A simple test known as MINI STATE EXAMINATION is useful wherein the person is examined through various questions, like what's the date today? Which city we are in? The other half of the test is to follow a series of simple instructions. Your loved one might have to undergo blood & urine tests as well as brain imaging to distinguish whether his/her brain shows signs Alzheimer's disease.

Should be person be informed of their diagnosis?
Often a person with dementia is unaware or does not agree that he/she has a problem. Hence, are not intersested in going for a diagnosis. Some might feel depressed after knowing or rather they would be happier not knowing about it at all.

Yet, knowing has its own advantages. If a person knows about his/her Alzeheimer's disease & understands the process of its progression, he/she can plan to make most of the remaining years with initial stages of memory loss.

He/she can take decisions about planning their care, make arrangement accordingly, financial decisions as well as decide to participate in research, or arrange to denote brain tissue after death for research. Informing the person about his disease could be a one-to-one talk, in fornt of family members or personally through the doctor. This will depend  on the personality of the patient.

Is there any treatment for Alzheimer's disease?
Alzheimer's disease is progressive & hence doesn't have a cure. Despite this fact the memory loss due to Alzheimer's disease can be arrested at early  stages with the help of drugs available today. Use of such medication can help preserve the ability to function and carry out daily activities, therapy respecting his dignity and independence.

Do consult your doctor about the treatment & medication for your loved one.

Dos:
In communication:
  • Approach form the front, make eye contact & introduce yourself if necessary.
  • Speak slowly, calmly & use a friendly facial expression.
  • Use short, simple  & familiar words.
  • Show that you are listening & trying to understand what is being said.
  • Be careful not to interrupt; avoid arguing & criticizing.
  • Ask one question at a time & allow time for a reply.
  • Make positive suggestion e.g. "Let's go into  the garden" rather than negative ones, such as "let's not go there".
  • Identify others by name, rather than using pronouns ("she", "he"). 
  • Make suggestions if the person has trouble is choosing.
  • Empathize have patience & understanding. Touch or hug, if it helps.

In Daily Activities:
Always bathe the person first thing in the morning because that is when they are most agreeable.

  • Always prepare for the bath ahead of time.
  • Take the task of understanding, one step at a time.
  • Do it in unhurried manner.
  • If they do not want to remove thier clothes, then don't insist.
  • Reduce or eliminate choices,by hanging only one or two outfits in the closet.
  • Label drawers.
  • Have the family select different clothing. Things that don't have buttons & zippers.
  • You can also try putting out clothing one piece at a time.
Other points:
Always remain under constant supervision of a qualified medical doctor.

Maintain healthy habits as they may reduce symptoms of Dementia.

Adequate attention must be paid to proper excerise, diet & any long standing health problems.

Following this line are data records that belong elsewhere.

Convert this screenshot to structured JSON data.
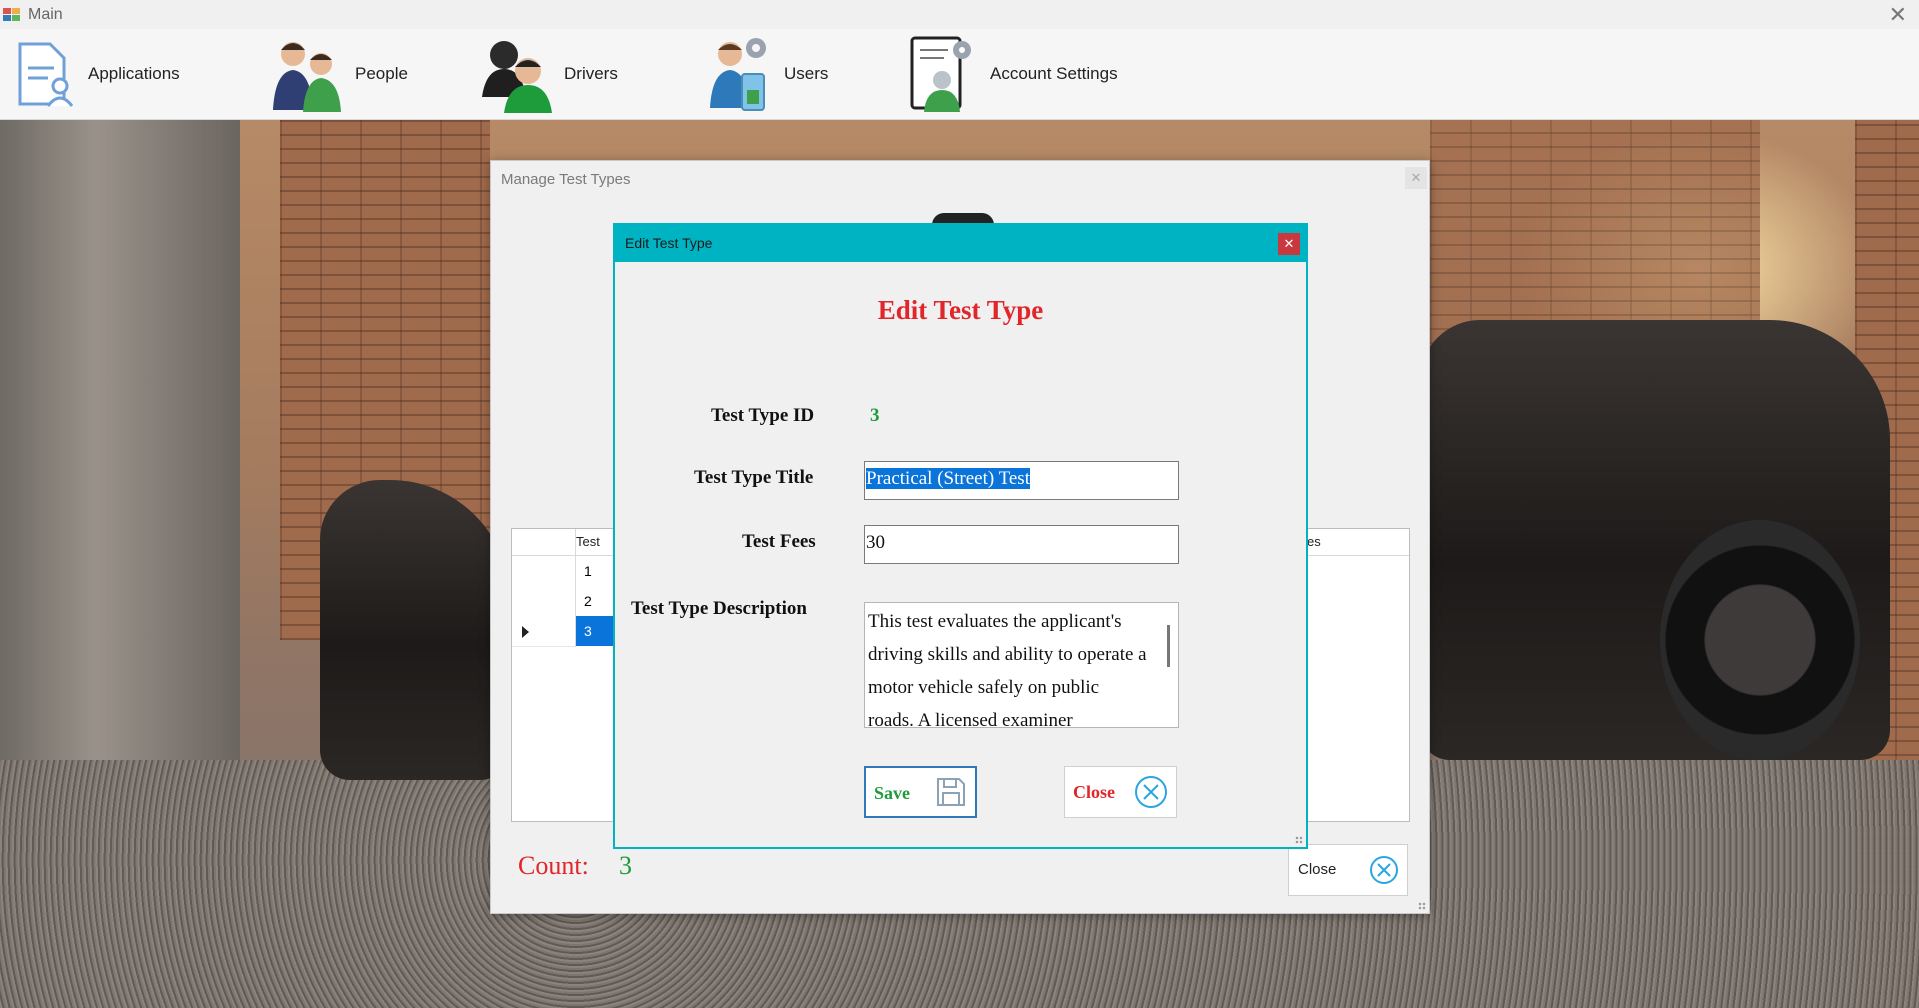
{
  "window": {
    "title": "Main"
  },
  "menu": {
    "items": [
      {
        "label": "Applications",
        "icon": "document-user-icon"
      },
      {
        "label": "People",
        "icon": "people-icon"
      },
      {
        "label": "Drivers",
        "icon": "drivers-icon"
      },
      {
        "label": "Users",
        "icon": "users-icon"
      },
      {
        "label": "Account Settings",
        "icon": "account-settings-icon"
      }
    ]
  },
  "manage_window": {
    "title": "Manage Test Types",
    "grid": {
      "header_first": "Test",
      "header_last": "es",
      "rows": [
        {
          "id": "1"
        },
        {
          "id": "2"
        },
        {
          "id": "3",
          "selected": true
        }
      ]
    },
    "count_label": "Count:",
    "count_value": "3",
    "close_label": "Close"
  },
  "edit_dialog": {
    "title": "Edit Test Type",
    "heading": "Edit Test Type",
    "id_label": "Test Type ID",
    "id_value": "3",
    "title_label": "Test Type Title",
    "title_value": "Practical (Street) Test",
    "fees_label": "Test Fees",
    "fees_value": "30",
    "description_label": "Test Type Description",
    "description_value": "This test evaluates the applicant's driving skills and ability to operate a motor vehicle safely on public roads. A licensed examiner",
    "save_label": "Save",
    "close_label": "Close"
  },
  "colors": {
    "accent_teal": "#00b3c3",
    "heading_red": "#e0262a",
    "value_green": "#1e9b3a",
    "selection_blue": "#0a74da"
  }
}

Involve in light excerise & walking as they appear to reduce wandering, aggression & agitation.

Hearing & vision should be regularly evaluated & treated.

Supplement ongoing consultation with primary care physician with visits to other specialists to address specific needs.

Always eat a well balanced, nutrient rich meals.

Eat diet rich in vitamin E as it may help protect against dementia in some cases.

Engage in complementary health approaches which include herbal remedies.

Don'ts:
In communication:

Don't walk away from the person while talking.
Don't shout. Shouting out could have a negative effect as  the person would feel threatened. 
Don't show displeasure when the person could not respond properly.
Don't wave hand while talking.
Don't talk too fast.
Don't talk without pausing.
Don't use complicated words or jargons.
Don't confront or correct.
Don't treat the person as a child, but an adult.
Don't use bright colors such as yellow or red etc. in the environment.